:: EXERCISE DIRECTIONS ::
Retype each entry below, keeping every character the same.
Top of MATERIAL FOR THE TASK
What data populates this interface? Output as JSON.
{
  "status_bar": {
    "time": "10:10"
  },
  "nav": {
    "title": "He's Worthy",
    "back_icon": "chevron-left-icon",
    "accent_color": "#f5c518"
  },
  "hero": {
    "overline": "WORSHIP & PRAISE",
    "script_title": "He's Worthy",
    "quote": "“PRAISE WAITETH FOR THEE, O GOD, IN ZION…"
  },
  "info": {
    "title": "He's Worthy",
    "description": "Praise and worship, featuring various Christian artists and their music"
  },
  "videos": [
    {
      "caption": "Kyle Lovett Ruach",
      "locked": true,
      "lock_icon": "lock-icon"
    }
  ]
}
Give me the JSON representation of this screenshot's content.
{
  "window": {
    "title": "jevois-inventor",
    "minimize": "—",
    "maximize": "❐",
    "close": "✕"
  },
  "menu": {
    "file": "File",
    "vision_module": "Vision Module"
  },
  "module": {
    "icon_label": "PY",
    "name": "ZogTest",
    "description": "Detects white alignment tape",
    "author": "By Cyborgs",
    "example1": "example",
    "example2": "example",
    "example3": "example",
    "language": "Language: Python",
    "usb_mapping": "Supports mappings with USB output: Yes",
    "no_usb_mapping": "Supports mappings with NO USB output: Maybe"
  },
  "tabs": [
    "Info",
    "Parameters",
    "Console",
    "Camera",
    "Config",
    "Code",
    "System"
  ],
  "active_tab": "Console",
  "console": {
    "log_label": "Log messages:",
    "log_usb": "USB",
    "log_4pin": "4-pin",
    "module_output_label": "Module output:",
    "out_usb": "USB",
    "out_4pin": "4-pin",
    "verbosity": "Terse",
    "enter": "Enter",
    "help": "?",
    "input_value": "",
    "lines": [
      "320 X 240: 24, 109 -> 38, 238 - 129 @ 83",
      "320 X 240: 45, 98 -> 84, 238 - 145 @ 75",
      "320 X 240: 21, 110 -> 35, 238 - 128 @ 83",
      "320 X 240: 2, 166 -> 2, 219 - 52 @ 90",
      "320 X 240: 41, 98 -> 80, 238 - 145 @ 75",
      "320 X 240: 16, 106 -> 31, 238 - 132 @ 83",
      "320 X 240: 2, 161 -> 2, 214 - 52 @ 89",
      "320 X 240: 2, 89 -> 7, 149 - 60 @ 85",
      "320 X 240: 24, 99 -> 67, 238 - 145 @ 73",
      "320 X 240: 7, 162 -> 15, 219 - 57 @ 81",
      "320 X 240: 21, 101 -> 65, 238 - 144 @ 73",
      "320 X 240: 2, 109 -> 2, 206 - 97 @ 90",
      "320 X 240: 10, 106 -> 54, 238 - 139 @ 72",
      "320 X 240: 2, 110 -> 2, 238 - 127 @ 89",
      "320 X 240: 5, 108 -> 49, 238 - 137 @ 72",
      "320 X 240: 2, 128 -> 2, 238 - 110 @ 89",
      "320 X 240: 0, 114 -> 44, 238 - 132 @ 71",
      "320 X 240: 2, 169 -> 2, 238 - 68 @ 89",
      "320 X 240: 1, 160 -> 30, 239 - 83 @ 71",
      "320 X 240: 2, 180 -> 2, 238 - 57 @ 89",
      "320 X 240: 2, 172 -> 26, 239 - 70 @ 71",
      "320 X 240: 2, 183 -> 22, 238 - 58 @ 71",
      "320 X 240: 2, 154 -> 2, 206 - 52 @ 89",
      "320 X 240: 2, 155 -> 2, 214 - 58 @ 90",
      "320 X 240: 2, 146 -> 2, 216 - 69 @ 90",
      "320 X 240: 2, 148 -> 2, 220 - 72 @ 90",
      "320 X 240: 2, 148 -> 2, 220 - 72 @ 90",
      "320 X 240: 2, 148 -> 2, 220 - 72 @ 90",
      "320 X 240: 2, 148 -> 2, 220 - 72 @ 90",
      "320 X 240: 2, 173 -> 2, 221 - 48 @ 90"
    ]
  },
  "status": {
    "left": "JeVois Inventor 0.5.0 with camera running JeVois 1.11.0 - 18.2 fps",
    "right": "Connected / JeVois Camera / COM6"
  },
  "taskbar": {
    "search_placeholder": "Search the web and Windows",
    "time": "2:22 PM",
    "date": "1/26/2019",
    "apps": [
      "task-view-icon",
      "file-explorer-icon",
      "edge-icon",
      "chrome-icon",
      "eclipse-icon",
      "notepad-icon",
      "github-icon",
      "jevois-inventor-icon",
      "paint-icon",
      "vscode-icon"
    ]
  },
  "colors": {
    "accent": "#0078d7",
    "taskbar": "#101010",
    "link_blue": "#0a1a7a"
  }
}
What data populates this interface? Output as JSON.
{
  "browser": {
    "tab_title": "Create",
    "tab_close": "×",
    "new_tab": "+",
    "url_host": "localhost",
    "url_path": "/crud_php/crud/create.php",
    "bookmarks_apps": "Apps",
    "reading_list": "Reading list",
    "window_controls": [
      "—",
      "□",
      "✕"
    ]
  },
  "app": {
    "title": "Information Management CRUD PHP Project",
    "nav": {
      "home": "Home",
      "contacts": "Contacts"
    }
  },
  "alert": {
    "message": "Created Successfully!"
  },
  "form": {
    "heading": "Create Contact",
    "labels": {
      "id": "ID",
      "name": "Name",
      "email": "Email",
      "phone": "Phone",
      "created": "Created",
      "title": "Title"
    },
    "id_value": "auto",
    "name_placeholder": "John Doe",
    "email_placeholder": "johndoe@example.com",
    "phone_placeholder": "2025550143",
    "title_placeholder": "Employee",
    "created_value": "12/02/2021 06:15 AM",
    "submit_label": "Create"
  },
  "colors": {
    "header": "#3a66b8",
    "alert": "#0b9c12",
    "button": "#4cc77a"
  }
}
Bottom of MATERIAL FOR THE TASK
:: COMPLETED TASK ::
What data populates this interface? Output as JSON.
{
  "status_bar": {
    "time": "10:10"
  },
  "nav": {
    "title": "He's Worthy",
    "back_icon": "chevron-left-icon",
    "accent_color": "#f5c518"
  },
  "hero": {
    "overline": "WORSHIP & PRAISE",
    "script_title": "He's Worthy",
    "quote": "“PRAISE WAITETH FOR THEE, O GOD, IN ZION…"
  },
  "info": {
    "title": "He's Worthy",
    "description": "Praise and worship, featuring various Christian artists and their music"
  },
  "videos": [
    {
      "caption": "Kyle Lovett Ruach",
      "locked": true,
      "lock_icon": "lock-icon"
    }
  ]
}
Give me the JSON representation of this screenshot's content.
{
  "window": {
    "title": "jevois-inventor",
    "minimize": "—",
    "maximize": "❐",
    "close": "✕"
  },
  "menu": {
    "file": "File",
    "vision_module": "Vision Module"
  },
  "module": {
    "icon_label": "PY",
    "name": "ZogTest",
    "description": "Detects white alignment tape",
    "author": "By Cyborgs",
    "example1": "example",
    "example2": "example",
    "example3": "example",
    "language": "Language: Python",
    "usb_mapping": "Supports mappings with USB output: Yes",
    "no_usb_mapping": "Supports mappings with NO USB output: Maybe"
  },
  "tabs": [
    "Info",
    "Parameters",
    "Console",
    "Camera",
    "Config",
    "Code",
    "System"
  ],
  "active_tab": "Console",
  "console": {
    "log_label": "Log messages:",
    "log_usb": "USB",
    "log_4pin": "4-pin",
    "module_output_label": "Module output:",
    "out_usb": "USB",
    "out_4pin": "4-pin",
    "verbosity": "Terse",
    "enter": "Enter",
    "help": "?",
    "input_value": "",
    "lines": [
      "320 X 240: 24, 109 -> 38, 238 - 129 @ 83",
      "320 X 240: 45, 98 -> 84, 238 - 145 @ 75",
      "320 X 240: 21, 110 -> 35, 238 - 128 @ 83",
      "320 X 240: 2, 166 -> 2, 219 - 52 @ 90",
      "320 X 240: 41, 98 -> 80, 238 - 145 @ 75",
      "320 X 240: 16, 106 -> 31, 238 - 132 @ 83",
      "320 X 240: 2, 161 -> 2, 214 - 52 @ 89",
      "320 X 240: 2, 89 -> 7, 149 - 60 @ 85",
      "320 X 240: 24, 99 -> 67, 238 - 145 @ 73",
      "320 X 240: 7, 162 -> 15, 219 - 57 @ 81",
      "320 X 240: 21, 101 -> 65, 238 - 144 @ 73",
      "320 X 240: 2, 109 -> 2, 206 - 97 @ 90",
      "320 X 240: 10, 106 -> 54, 238 - 139 @ 72",
      "320 X 240: 2, 110 -> 2, 238 - 127 @ 89",
      "320 X 240: 5, 108 -> 49, 238 - 137 @ 72",
      "320 X 240: 2, 128 -> 2, 238 - 110 @ 89",
      "320 X 240: 0, 114 -> 44, 238 - 132 @ 71",
      "320 X 240: 2, 169 -> 2, 238 - 68 @ 89",
      "320 X 240: 1, 160 -> 30, 239 - 83 @ 71",
      "320 X 240: 2, 180 -> 2, 238 - 57 @ 89",
      "320 X 240: 2, 172 -> 26, 239 - 70 @ 71",
      "320 X 240: 2, 183 -> 22, 238 - 58 @ 71",
      "320 X 240: 2, 154 -> 2, 206 - 52 @ 89",
      "320 X 240: 2, 155 -> 2, 214 - 58 @ 90",
      "320 X 240: 2, 146 -> 2, 216 - 69 @ 90",
      "320 X 240: 2, 148 -> 2, 220 - 72 @ 90",
      "320 X 240: 2, 148 -> 2, 220 - 72 @ 90",
      "320 X 240: 2, 148 -> 2, 220 - 72 @ 90",
      "320 X 240: 2, 148 -> 2, 220 - 72 @ 90",
      "320 X 240: 2, 173 -> 2, 221 - 48 @ 90"
    ]
  },
  "status": {
    "left": "JeVois Inventor 0.5.0 with camera running JeVois 1.11.0 - 18.2 fps",
    "right": "Connected / JeVois Camera / COM6"
  },
  "taskbar": {
    "search_placeholder": "Search the web and Windows",
    "time": "2:22 PM",
    "date": "1/26/2019",
    "apps": [
      "task-view-icon",
      "file-explorer-icon",
      "edge-icon",
      "chrome-icon",
      "eclipse-icon",
      "notepad-icon",
      "github-icon",
      "jevois-inventor-icon",
      "paint-icon",
      "vscode-icon"
    ]
  },
  "colors": {
    "accent": "#0078d7",
    "taskbar": "#101010",
    "link_blue": "#0a1a7a"
  }
}
What data populates this interface? Output as JSON.
{
  "browser": {
    "tab_title": "Create",
    "tab_close": "×",
    "new_tab": "+",
    "url_host": "localhost",
    "url_path": "/crud_php/crud/create.php",
    "bookmarks_apps": "Apps",
    "reading_list": "Reading list",
    "window_controls": [
      "—",
      "□",
      "✕"
    ]
  },
  "app": {
    "title": "Information Management CRUD PHP Project",
    "nav": {
      "home": "Home",
      "contacts": "Contacts"
    }
  },
  "alert": {
    "message": "Created Successfully!"
  },
  "form": {
    "heading": "Create Contact",
    "labels": {
      "id": "ID",
      "name": "Name",
      "email": "Email",
      "phone": "Phone",
      "created": "Created",
      "title": "Title"
    },
    "id_value": "auto",
    "name_placeholder": "John Doe",
    "email_placeholder": "johndoe@example.com",
    "phone_placeholder": "2025550143",
    "title_placeholder": "Employee",
    "created_value": "12/02/2021 06:15 AM",
    "submit_label": "Create"
  },
  "colors": {
    "header": "#3a66b8",
    "alert": "#0b9c12",
    "button": "#4cc77a"
  }
}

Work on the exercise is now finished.